■ TO DO:
From the first line to the last, give the records again exactly.

SUPPLIED ENTRIES: Begin

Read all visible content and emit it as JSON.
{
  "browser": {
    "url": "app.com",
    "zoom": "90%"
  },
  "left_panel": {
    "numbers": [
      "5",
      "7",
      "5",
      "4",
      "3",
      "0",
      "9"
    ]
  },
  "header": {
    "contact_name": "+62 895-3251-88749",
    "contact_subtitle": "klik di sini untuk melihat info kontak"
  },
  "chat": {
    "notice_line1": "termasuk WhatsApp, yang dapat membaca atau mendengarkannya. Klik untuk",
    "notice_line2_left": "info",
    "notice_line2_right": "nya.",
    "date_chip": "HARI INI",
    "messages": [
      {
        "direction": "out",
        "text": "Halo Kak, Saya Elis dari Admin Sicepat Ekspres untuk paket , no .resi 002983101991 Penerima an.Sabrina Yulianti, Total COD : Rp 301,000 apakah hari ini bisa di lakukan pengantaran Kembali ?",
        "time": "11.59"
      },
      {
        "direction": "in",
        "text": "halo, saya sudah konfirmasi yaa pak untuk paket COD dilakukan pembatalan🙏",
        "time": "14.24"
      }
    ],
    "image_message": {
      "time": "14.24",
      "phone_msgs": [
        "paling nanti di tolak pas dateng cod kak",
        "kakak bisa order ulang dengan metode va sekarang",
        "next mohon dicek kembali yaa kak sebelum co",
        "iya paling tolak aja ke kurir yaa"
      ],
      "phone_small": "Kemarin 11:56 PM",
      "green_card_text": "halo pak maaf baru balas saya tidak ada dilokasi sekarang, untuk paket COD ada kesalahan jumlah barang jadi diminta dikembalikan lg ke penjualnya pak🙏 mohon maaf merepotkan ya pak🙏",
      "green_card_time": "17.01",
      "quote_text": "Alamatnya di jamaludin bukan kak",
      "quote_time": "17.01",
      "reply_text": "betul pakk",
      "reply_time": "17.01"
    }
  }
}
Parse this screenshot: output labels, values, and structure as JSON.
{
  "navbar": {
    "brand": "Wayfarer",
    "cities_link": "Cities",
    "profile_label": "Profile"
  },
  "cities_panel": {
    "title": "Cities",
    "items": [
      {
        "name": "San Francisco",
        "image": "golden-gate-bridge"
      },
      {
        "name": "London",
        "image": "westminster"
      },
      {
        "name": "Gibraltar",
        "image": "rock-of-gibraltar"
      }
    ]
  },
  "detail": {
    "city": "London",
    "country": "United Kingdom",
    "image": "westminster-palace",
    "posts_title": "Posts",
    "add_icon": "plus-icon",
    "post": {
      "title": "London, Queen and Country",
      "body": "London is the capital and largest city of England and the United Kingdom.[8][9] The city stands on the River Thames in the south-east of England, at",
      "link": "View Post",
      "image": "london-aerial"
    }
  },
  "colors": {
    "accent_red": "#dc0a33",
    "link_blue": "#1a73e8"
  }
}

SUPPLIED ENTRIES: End

■ YOUR SOLUTION:
Read all visible content and emit it as JSON.
{
  "browser": {
    "url": "app.com",
    "zoom": "90%"
  },
  "left_panel": {
    "numbers": [
      "5",
      "7",
      "5",
      "4",
      "3",
      "0",
      "9"
    ]
  },
  "header": {
    "contact_name": "+62 895-3251-88749",
    "contact_subtitle": "klik di sini untuk melihat info kontak"
  },
  "chat": {
    "notice_line1": "termasuk WhatsApp, yang dapat membaca atau mendengarkannya. Klik untuk",
    "notice_line2_left": "info",
    "notice_line2_right": "nya.",
    "date_chip": "HARI INI",
    "messages": [
      {
        "direction": "out",
        "text": "Halo Kak, Saya Elis dari Admin Sicepat Ekspres untuk paket , no .resi 002983101991 Penerima an.Sabrina Yulianti, Total COD : Rp 301,000 apakah hari ini bisa di lakukan pengantaran Kembali ?",
        "time": "11.59"
      },
      {
        "direction": "in",
        "text": "halo, saya sudah konfirmasi yaa pak untuk paket COD dilakukan pembatalan🙏",
        "time": "14.24"
      }
    ],
    "image_message": {
      "time": "14.24",
      "phone_msgs": [
        "paling nanti di tolak pas dateng cod kak",
        "kakak bisa order ulang dengan metode va sekarang",
        "next mohon dicek kembali yaa kak sebelum co",
        "iya paling tolak aja ke kurir yaa"
      ],
      "phone_small": "Kemarin 11:56 PM",
      "green_card_text": "halo pak maaf baru balas saya tidak ada dilokasi sekarang, untuk paket COD ada kesalahan jumlah barang jadi diminta dikembalikan lg ke penjualnya pak🙏 mohon maaf merepotkan ya pak🙏",
      "green_card_time": "17.01",
      "quote_text": "Alamatnya di jamaludin bukan kak",
      "quote_time": "17.01",
      "reply_text": "betul pakk",
      "reply_time": "17.01"
    }
  }
}
Parse this screenshot: output labels, values, and structure as JSON.
{
  "navbar": {
    "brand": "Wayfarer",
    "cities_link": "Cities",
    "profile_label": "Profile"
  },
  "cities_panel": {
    "title": "Cities",
    "items": [
      {
        "name": "San Francisco",
        "image": "golden-gate-bridge"
      },
      {
        "name": "London",
        "image": "westminster"
      },
      {
        "name": "Gibraltar",
        "image": "rock-of-gibraltar"
      }
    ]
  },
  "detail": {
    "city": "London",
    "country": "United Kingdom",
    "image": "westminster-palace",
    "posts_title": "Posts",
    "add_icon": "plus-icon",
    "post": {
      "title": "London, Queen and Country",
      "body": "London is the capital and largest city of England and the United Kingdom.[8][9] The city stands on the River Thames in the south-east of England, at",
      "link": "View Post",
      "image": "london-aerial"
    }
  },
  "colors": {
    "accent_red": "#dc0a33",
    "link_blue": "#1a73e8"
  }
}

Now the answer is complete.